Whether Apple intends to release all-new HomePod hardware, or simply reduce pricing of its current $349 speaker was not made clear in the Economic Daily report. Mac Otakara, without citing sources, speculates a "small size" version could launch later this year to challenge similarly priced products from market leader Amazon.

Reviews of HomePod, including AppleInsider's, tout the speaker's superior sound quality, but note a distinct lack of "smarts" when it comes to Siri. The virtual assistant is strictly limited to Apple's ecosystem of services, and is currently unable to handle seemingly simple tasks like creating Calendar entries and making phone calls.

For $349, some have called the smart speaker overpriced in comparison to its competition. Amazon and Google brought their respective Alexa and Google Assistant technologies into the home at much lower price points, potentially prompting Apple to do the same.

In addition to HomePod, the report rehashes well-trod predictions of a 6.1-inch iPhone first aired by KGI analyst Ming-Chi Kuo last year. Previous rumors placed pricing for the LCD iPhone variant with TrueDepth sensor array at between $700 and $800, but today's report pegs retail cost at $650 to $750.

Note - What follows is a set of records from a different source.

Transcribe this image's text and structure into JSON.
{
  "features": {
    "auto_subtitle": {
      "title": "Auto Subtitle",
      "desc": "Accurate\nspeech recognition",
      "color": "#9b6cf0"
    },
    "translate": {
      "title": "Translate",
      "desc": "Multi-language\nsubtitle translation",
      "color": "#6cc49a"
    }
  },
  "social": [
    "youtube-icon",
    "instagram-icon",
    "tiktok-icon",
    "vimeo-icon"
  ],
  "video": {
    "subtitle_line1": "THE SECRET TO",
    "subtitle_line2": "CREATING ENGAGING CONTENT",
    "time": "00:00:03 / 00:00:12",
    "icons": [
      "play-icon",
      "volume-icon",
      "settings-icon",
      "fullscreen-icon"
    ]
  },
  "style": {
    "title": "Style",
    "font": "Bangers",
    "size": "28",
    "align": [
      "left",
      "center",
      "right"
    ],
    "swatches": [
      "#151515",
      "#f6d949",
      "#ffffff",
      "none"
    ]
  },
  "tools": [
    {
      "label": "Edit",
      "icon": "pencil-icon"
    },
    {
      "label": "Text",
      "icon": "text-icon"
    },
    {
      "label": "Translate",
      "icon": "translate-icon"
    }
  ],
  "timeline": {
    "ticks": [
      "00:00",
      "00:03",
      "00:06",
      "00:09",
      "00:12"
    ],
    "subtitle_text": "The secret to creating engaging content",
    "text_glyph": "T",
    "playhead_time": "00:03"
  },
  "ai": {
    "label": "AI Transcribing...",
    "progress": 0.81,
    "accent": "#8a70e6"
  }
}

The Taiwanese publication goes on to cite a recent note from WitsView VP of Research Qiu Yubin, who estimates pricing of a rumored low-end MacBook Air model, again recently predicted by Kuo, to fall between $799 and $899.

Finally, without citing sources, the report claims Apple is looking to market a cheaper 9.7-inch iPad model set to cost $259, some $70 cheaper than the company's current entry level offering.